When delving into the world of Wagyu beef, it's likely you've encountered the term 'Kobe beef' and are seeking some clarification. Kobe beef is a subset of Wagyu beef that specifically comes from the Kuroge Washu breed, but to earn the Kobe distinction, these cattle must belong to a distinct lineage, often recognized for yielding a higher ratio of marbling, known as the Tajima or Tajiri strain. Furthermore, to qualify as Kobe beef, the cattle must be birthed, reared, and processed within Japan's Hyōgo prefecture, which notably encompasses the city of Kobe.

In essence, the lineage of each Tajima beef cut can be traced using a unique 10-digit identification number. However, only those cattle meeting very stringent quality benchmarks, including a marbling index of six or above, can receive the coveted Kobe beef certification. This rigorous selection process contributes to the steep price that it commands, which can skyrocket up to 10 million yen (equivalent to about $122,000) for a single cow.

Although Kobe beef is a renowned type of Wagyu, it's not the sole variety, with different regions showcasing their own kinds like Bongo and Miyazaki; indeed, over 300 varieties of Wagyu exist. Each regional iteration of Wagyu carries its own set of regulations and is assessed on a grading scale from A1 to A5, with A5 being the pinnacle of quality. Only Wagyu graded between A3 and A5 can be sold within Japan.

According to Forbes, the U.S. permitted the import of limited quantities of Kobe beef starting in 2012. Yet, due to the ambiguity in USDA labeling regulations, many eateries claim to offer Kobe beef in diverse dishes ranging from meatballs to cheesesteaks. However, as of 2018, Japan reportedly exported a mere 600 pounds of Kobe beef.

What is the Difference between American Wagyu and Australian Wagyu?

Boasting the largest Wagyu breed association and population outside of Japan, Australia offers the closest approximation to Japanese Wagyu beyond Japan's borders. Australian Wagyu herds consist of a blend of crossbred and purebred cattle. Many attribute the high quality of Australian Wagyu herds to the country's conducive environment, marked by abundant rainfall, humidity, springs, and lush tropical grasses.

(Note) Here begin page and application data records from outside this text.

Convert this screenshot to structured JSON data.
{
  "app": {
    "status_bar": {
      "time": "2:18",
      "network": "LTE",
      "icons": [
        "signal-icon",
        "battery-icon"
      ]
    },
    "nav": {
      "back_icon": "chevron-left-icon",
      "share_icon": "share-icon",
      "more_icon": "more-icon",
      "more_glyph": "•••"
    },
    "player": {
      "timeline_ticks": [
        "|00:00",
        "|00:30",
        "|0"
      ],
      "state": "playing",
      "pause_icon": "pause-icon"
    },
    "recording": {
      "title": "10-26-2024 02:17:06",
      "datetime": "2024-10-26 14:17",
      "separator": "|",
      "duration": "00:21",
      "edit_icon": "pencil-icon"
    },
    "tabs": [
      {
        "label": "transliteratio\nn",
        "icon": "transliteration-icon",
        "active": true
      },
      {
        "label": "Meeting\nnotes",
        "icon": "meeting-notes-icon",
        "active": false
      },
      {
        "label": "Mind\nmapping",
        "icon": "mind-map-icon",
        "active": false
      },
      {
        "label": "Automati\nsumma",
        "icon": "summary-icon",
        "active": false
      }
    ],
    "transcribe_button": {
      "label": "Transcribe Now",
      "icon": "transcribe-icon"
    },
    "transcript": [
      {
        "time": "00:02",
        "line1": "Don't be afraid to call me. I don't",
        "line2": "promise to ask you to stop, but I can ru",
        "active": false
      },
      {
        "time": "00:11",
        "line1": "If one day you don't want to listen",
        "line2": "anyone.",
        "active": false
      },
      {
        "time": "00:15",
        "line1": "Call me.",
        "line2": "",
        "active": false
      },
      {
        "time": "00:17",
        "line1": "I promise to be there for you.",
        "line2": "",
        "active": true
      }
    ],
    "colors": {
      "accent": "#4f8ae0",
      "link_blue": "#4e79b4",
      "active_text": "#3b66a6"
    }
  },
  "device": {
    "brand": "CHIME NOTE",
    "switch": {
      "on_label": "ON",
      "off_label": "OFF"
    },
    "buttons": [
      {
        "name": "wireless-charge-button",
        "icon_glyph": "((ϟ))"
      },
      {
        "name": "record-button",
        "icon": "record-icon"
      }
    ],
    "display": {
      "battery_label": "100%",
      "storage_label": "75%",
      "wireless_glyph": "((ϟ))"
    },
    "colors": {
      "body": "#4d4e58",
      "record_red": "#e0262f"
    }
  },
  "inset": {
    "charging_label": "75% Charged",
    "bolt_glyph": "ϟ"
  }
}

Feeding practices for these herds vary based on individual farms. However, it's worth noting that unlike their Japanese counterparts, Australian cattle do not typically graze for extended periods. Consequently, while Australian Wagyu might differ in texture, it still delivers a flavor profile marked by a rich, buttery taste.

Meanwhile, the history of Wagyu in the U.S. dates back to the mid-1970s, when the initial Wagyu consignment was shipped to America. Unfortunately, only four bulls survived this journey. Consequently, with just about two hundred Wagyu cattle imported from Japan, the U.S. Wagyu herds are largely composed of crossbred animals. Currently, it is estimated that the U.S. houses approximately 30,000 Wagyu cattle, of which only 5,000 are full-blood Wagyu, indicating their traceable lineage back to their Japanese ancestors. The most prevalent type of crossbred Wagyu cattle in the U.S. comprises 50% Wagyu genetics, typically achieved by crossbreeding with the dominant U.S. breed, Angus.

In summary, the key distinction is that American Wagyu typically blends Angus beef with a strain of Wagyu, while in Australia, the common practice is to crossbreed with Holstein cows.